Epirubicin and Vinorelbine in Treating Patients With Stage II, Stage III, or Stage IV Breast Cancer
|ClinicalTrials.gov Identifier: NCT00176488|
Recruitment Status : Terminated (Competing studies)
First Posted : September 15, 2005
Results First Posted : November 25, 2013
Last Update Posted : March 23, 2017
RATIONALE: Drugs used in chemotherapy, such as epirubicin and vinorelbine, work in different ways to stop the growth of tumor cells, either by killing the cells or by stopping them from dividing. Giving epirubicin together with vinorelbine may kill more tumor cells.
PURPOSE: This phase II trial is studying how well giving epirubicin together with vinorelbine works in treating patients with stage II, stage III, or stage IV breast cancer.
|Condition or disease||Intervention/treatment||Phase|
|Breast Cancer||Drug: epirubicin Drug: vinorelbine||Phase 2|
- Assess the efficacy of sequential use of epirubicin hydrochloride followed by vinorelbine ditartrate in patients with stage IIB, IIIA, IIIB, or IV breast cancer.
- Measure the biological response to this regimen in sequential tumor biopsies and peripheral mononuclear cells from these patients.
- Correlate tumor response with changes in the gene expression of microtubule-associated protein 4.
OUTLINE: Patients receive epirubicin hydrochloride IV on day 1 and vinorelbine ditartrate IV over 6-10 minutes on days 3 and 17. Patients also receive filgrastim (G-CSF) subcutaneously on days 4-14 or pegfilgrastim IV on day 4.
For patients with stage IIB (T3, N0), IIIA, or IIIB disease, treatment repeats every 21 days for up to 5 courses in the absence of disease progression or unacceptable toxicity. For patients with stage IV disease, treatment repeats every 21 days in the absence of disease progression or unacceptable toxicity.

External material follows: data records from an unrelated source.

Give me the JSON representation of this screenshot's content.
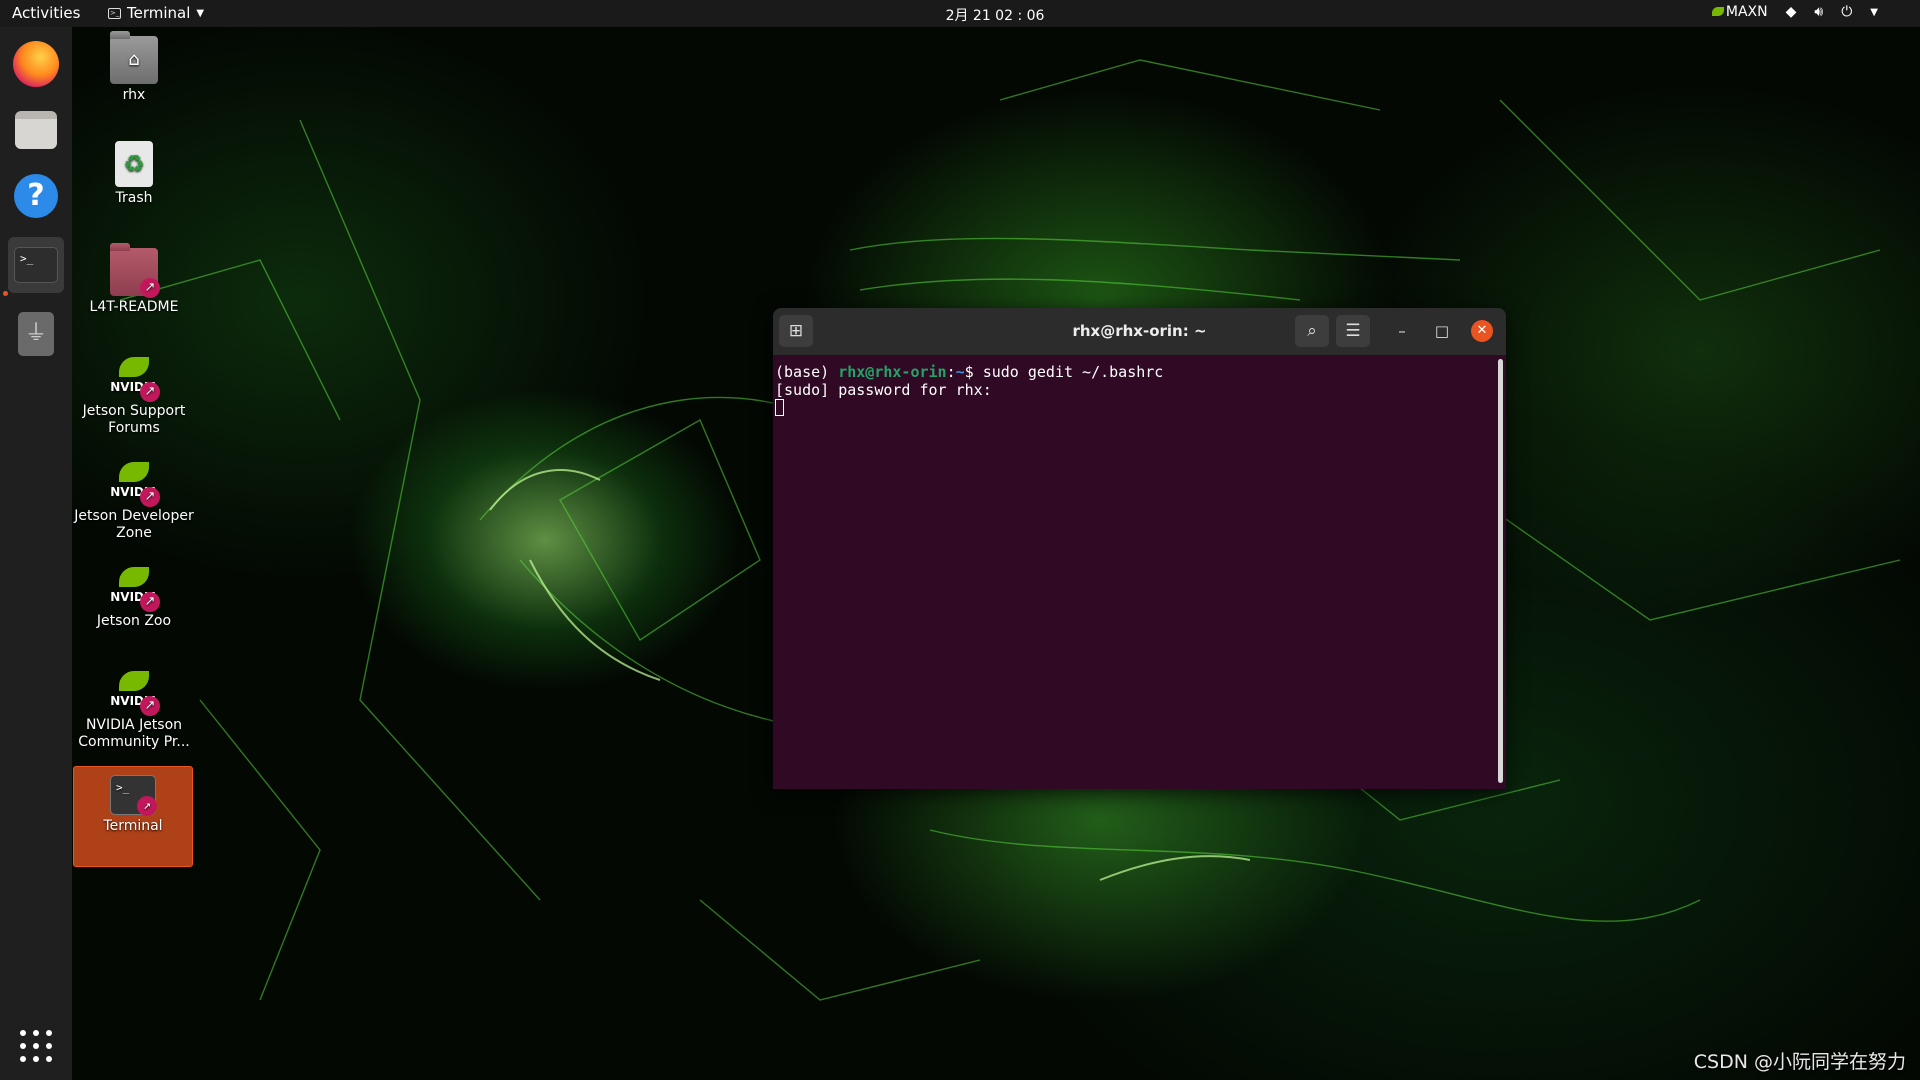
{
  "topbar": {
    "activities": "Activities",
    "app_name": "Terminal",
    "clock": "2月 21  02 : 06",
    "power_mode": "MAXN"
  },
  "dock": {
    "items": [
      "firefox-icon",
      "files-icon",
      "help-icon",
      "terminal-icon",
      "usb-icon"
    ],
    "active": "terminal-icon"
  },
  "desktop": {
    "icons": [
      {
        "label": "rhx"
      },
      {
        "label": "Trash"
      },
      {
        "label": "L4T-README"
      },
      {
        "label": "Jetson Support Forums"
      },
      {
        "label": "Jetson Developer Zone"
      },
      {
        "label": "Jetson Zoo"
      },
      {
        "label": "NVIDIA Jetson Community Pr..."
      },
      {
        "label": "Terminal"
      }
    ]
  },
  "terminal": {
    "title": "rhx@rhx-orin: ~",
    "lines": {
      "prompt_env": "(base) ",
      "prompt_user": "rhx@rhx-orin",
      "prompt_sep": ":",
      "prompt_path": "~",
      "prompt_end": "$ ",
      "command": "sudo gedit ~/.bashrc",
      "sudo_prompt": "[sudo] password for rhx: "
    }
  },
  "watermark": "CSDN @小阮同学在努力",
  "colors": {
    "terminal_bg": "#300a24",
    "accent": "#e95420",
    "nvidia_green": "#76b900"
  }
}
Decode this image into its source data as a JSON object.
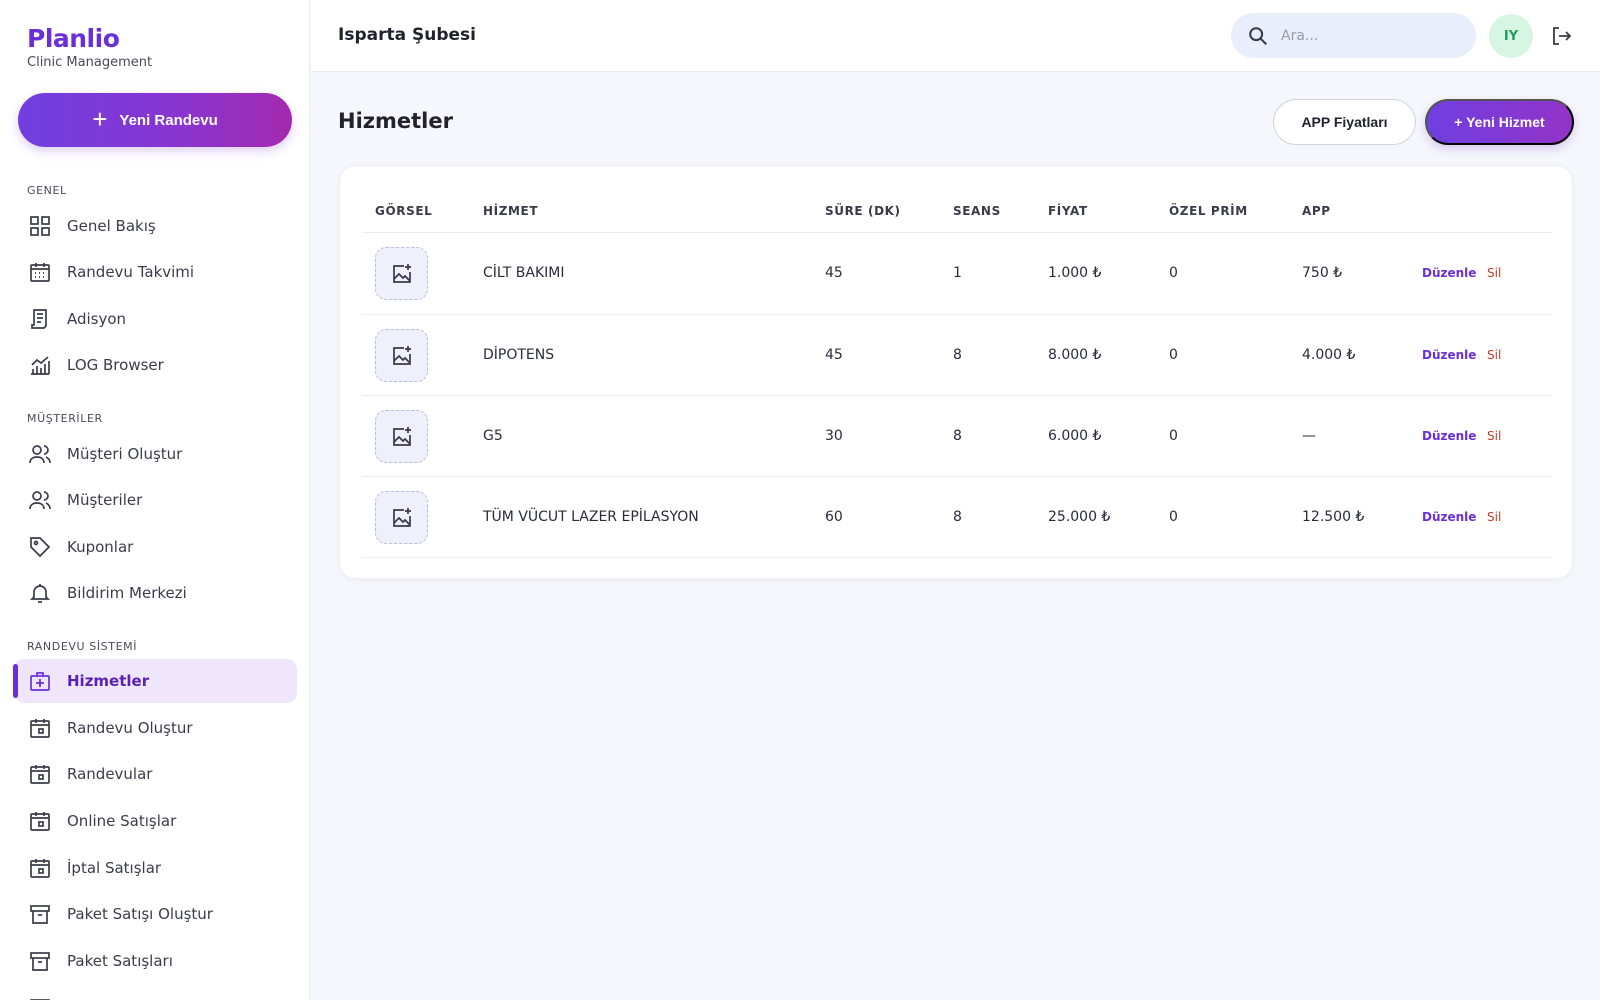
{
  "brand": {
    "name": "Planlio",
    "subtitle": "Clinic Management"
  },
  "sidebar": {
    "new_button": "Yeni Randevu",
    "sections": [
      {
        "label": "GENEL",
        "items": [
          "Genel Bakış",
          "Randevu Takvimi",
          "Adisyon",
          "LOG Browser"
        ]
      },
      {
        "label": "MÜŞTERİLER",
        "items": [
          "Müşteri Oluştur",
          "Müşteriler",
          "Kuponlar",
          "Bildirim Merkezi"
        ]
      },
      {
        "label": "RANDEVU SİSTEMİ",
        "items": [
          "Hizmetler",
          "Randevu Oluştur",
          "Randevular",
          "Online Satışlar",
          "İptal Satışlar",
          "Paket Satışı Oluştur",
          "Paket Satışları"
        ]
      }
    ],
    "active_item": "Hizmetler"
  },
  "header": {
    "branch": "Isparta Şubesi",
    "search_placeholder": "Ara...",
    "avatar_initials": "IY"
  },
  "main": {
    "title": "Hizmetler",
    "btn_app_prices": "APP Fiyatları",
    "btn_new_service": "+ Yeni Hizmet",
    "columns": [
      "GÖRSEL",
      "HİZMET",
      "SÜRE (DK)",
      "SEANS",
      "FİYAT",
      "ÖZEL PRİM",
      "APP"
    ],
    "rows": [
      {
        "name": "CİLT BAKIMI",
        "duration": "45",
        "sessions": "1",
        "price": "1.000 ₺",
        "bonus": "0",
        "app": "750 ₺"
      },
      {
        "name": "DİPOTENS",
        "duration": "45",
        "sessions": "8",
        "price": "8.000 ₺",
        "bonus": "0",
        "app": "4.000 ₺"
      },
      {
        "name": "G5",
        "duration": "30",
        "sessions": "8",
        "price": "6.000 ₺",
        "bonus": "0",
        "app": "—"
      },
      {
        "name": "TÜM VÜCUT LAZER EPİLASYON",
        "duration": "60",
        "sessions": "8",
        "price": "25.000 ₺",
        "bonus": "0",
        "app": "12.500 ₺"
      }
    ],
    "edit_label": "Düzenle",
    "delete_label": "Sil"
  }
}
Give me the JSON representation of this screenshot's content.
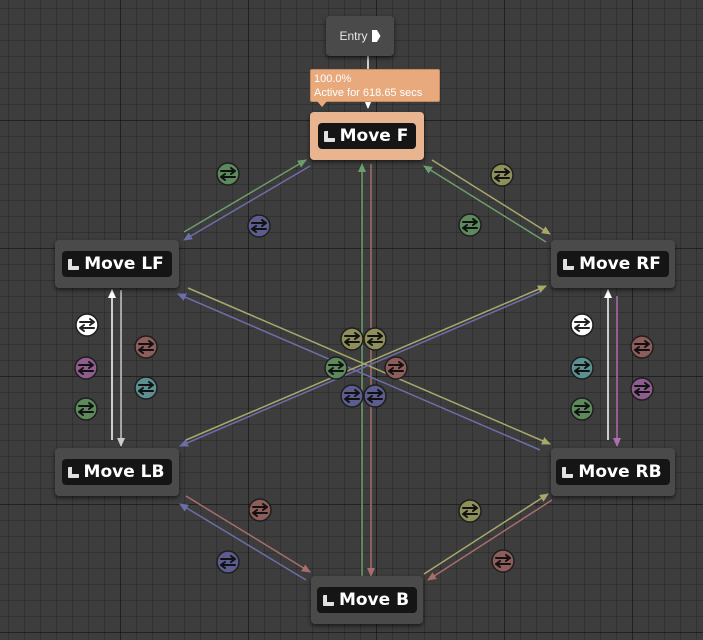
{
  "entry": {
    "label": "Entry"
  },
  "debug": {
    "percent": "100.0%",
    "active_text": "Active for 618.65 secs"
  },
  "states": {
    "move_f": "Move F",
    "move_lf": "Move LF",
    "move_rf": "Move RF",
    "move_lb": "Move LB",
    "move_rb": "Move RB",
    "move_b": "Move B"
  },
  "colors": {
    "background": "#3d3d3d",
    "node": "#4a4a4a",
    "active_node": "#e9b591",
    "tooltip": "#e8a97c",
    "rule_green": "#5c8a5c",
    "rule_purple": "#5c5c8f",
    "rule_olive": "#8f8f5c",
    "rule_red": "#8f5c5c",
    "rule_magenta": "#8f5c8f",
    "rule_teal": "#5c8f8f",
    "rule_white": "#ffffff"
  },
  "transition_icon": "two-way-arrows-icon"
}
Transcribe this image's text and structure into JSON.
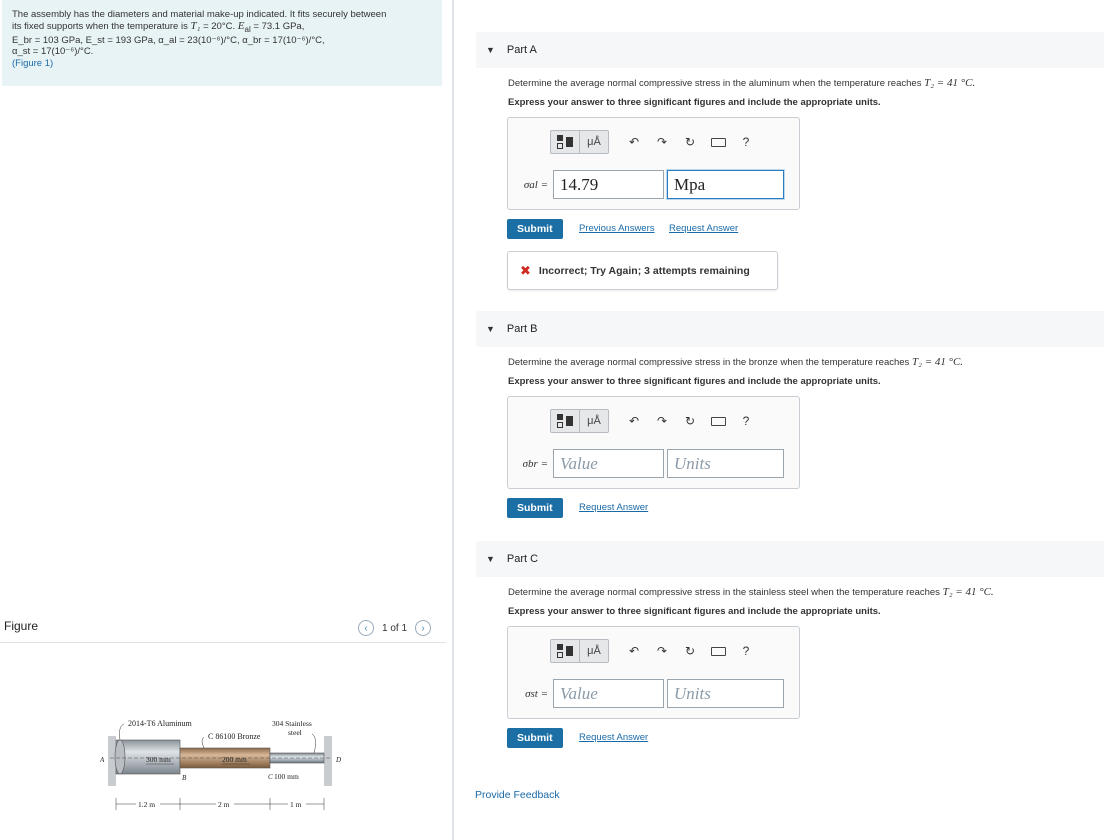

Blood samples are collected at baseline and after course 1 for research studies. Patients with accessible tumor for biopsy undergo sequential biopsies and core needle biopsies at baseline and after course 1. Tumor tissue samples are used for determination of p53 status by western blot analysis, immunohistochemistry, and DNA sequencing. Microtubule-associated protein 4, p53, and p21/WAF1 expression is analyzed by western blotting.
After completion of study treatment, patients are followed for 1 month.
PROJECTED ACCRUAL: A total of 46 patients will be accrued for this study.
|Study Type :||Interventional (Clinical Trial)|
|Actual Enrollment :||31 participants|
|Intervention Model:||Single Group Assignment|
|Masking:||None (Open Label)|
|Official Title:||A Phase II Trial of Sequential Epirubicin/Vinorelbine in Patients With Advanced Breast Cancer|
|Study Start Date :||June 2003|
|Actual Primary Completion Date :||October 2009|
|Actual Study Completion Date :||October 2009|
Experimental: Sequential epirubicin/vinorelbine
For patients with stage IIB (T3N0), IIIA, or IIIB breast cancer, epirubicin and vinorelbine will be administered for up to 5 cycles. For patients with stage IV breast cancer, epirubicin and vinorelbine will be administered as long as there is evidence of continued response or stable disease and no evidence of cardiac or other serious toxicities.
Epirubicin (100 mg/m2) will be given on Day 1
Other Name: epirubicin hydrochloride
Vinorelbine (18.75 mg/m2) will be given on Days 3 and 17.
Other Name: vinorelbine ditartrate
- Efficacy of the Sequential Use of a DNA Damaging Drug (Epirubicin) Followed by a Vinca Alkaloid (Vinorelbine) in the Treatment of Breast Cancer. [ Time Frame: 10 years ]
- Biological Response to Epirubicin and Vinorelbine Administered in Patients With Breast Cancer in Sequential Tumor Biopsies and Peripheral Blood Mononuclear Cells. [ Time Frame: 10 years ]
- Correlate Tumor Response With Changes in the Gene Expression of Microtubule Associated Protein 4 (MAP4). [ Time Frame: 10 years ]
Please refer to this study by its ClinicalTrials.gov identifier (NCT number): NCT00176488
|United States, New Jersey|
|Cancer Institute of New Jersey at UMDNJ - Robert Wood Johnson Medical School|
|New Brunswick, New Jersey, United States, 08903|
|Principal Investigator:||Deborah L. Toppmeyer, MD||Rutgers Cancer Institute of New Jersey|